Baobab trees and granite boulders characterise the lodge’s exterior, and its open design blurs the line between the outside and in, creating a truly immersive environment for guests to savour.
Food & service
Both the food and service at Jabali is outstanding. For breakfast, guests have the choice between a cooked brunch and a ‘bush bonnet’ picnic, the latter proving especially handy for morning safaris. A light lunch, served buffet style, is followed by a three course gourmet-style dinner. As much food as possible – including bread and even ice cream and sorbet – is homemade, and the camp chefs are more than happy to accommodate special dietary requirements.
The bandas – timber builds complimented by a fine palette of soft, earthly colours and hanging lights – boast king sized beds, en suite facilities – rain showers and flushing toilets – and outdoor lounges. The timber louvred shutters allow complete privacy and the circulation of fresh air, giving the rooms an back-to-nature feel. Built very much with the views of Ruaha in mind, each banda offers stunning scenes of the surrounding park, which guests can enjoy in the peace and comfort of their own rooms. Wi-Fi is also available in the bandas.
Activities at Jabali Ridge include walking safaris, bird watching, day and night wildlife drives – the area is renowned for its lion and cheetah populations – and informational trips to the Ruaha Carnivore Programme (RCP), part of Oxford University’s Wildlife Conservation Research Unit (WildCRU).

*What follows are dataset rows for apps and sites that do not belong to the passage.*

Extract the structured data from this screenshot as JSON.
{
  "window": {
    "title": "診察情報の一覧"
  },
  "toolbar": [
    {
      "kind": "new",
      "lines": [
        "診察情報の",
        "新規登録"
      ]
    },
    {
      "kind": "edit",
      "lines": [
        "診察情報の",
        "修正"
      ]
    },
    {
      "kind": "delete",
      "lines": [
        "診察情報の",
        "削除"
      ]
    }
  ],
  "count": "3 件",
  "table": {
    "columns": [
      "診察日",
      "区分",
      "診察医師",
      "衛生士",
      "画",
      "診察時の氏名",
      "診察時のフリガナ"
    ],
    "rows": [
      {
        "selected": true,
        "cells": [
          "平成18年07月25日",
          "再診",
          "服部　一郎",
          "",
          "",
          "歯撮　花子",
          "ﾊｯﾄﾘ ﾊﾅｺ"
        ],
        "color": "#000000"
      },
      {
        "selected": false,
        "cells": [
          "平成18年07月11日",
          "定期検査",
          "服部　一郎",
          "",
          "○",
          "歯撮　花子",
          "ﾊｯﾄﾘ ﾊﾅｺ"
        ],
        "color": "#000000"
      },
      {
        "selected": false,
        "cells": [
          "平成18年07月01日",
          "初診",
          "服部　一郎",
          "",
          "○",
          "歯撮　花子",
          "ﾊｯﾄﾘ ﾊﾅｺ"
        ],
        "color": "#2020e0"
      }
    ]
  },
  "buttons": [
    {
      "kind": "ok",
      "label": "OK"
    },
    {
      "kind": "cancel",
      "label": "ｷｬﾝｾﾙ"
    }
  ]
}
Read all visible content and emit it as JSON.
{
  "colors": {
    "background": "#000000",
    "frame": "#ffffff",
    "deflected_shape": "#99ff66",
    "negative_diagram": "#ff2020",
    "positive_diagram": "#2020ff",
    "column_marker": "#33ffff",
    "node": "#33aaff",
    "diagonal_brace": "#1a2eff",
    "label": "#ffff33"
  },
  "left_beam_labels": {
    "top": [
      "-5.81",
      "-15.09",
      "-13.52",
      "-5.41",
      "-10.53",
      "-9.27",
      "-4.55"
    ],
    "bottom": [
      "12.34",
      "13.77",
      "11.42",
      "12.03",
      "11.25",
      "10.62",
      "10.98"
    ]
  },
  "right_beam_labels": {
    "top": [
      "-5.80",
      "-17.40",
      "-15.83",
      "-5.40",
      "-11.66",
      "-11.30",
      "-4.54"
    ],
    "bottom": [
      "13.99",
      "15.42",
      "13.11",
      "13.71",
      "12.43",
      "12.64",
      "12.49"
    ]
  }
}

The lodge supports the Ruaha Carnivore Project, part of Oxford University’s Wildlife Conservation Research Unit (WildCRU). The region is home to approximately 10% of the African lion population, as well as globally important populations of wild dog, cheetah, leopard and spotted hyena. The project works with local communities to reduce human-wildlife conflict and with other partners to gather baseline data in order to help develop effective conservation strategies.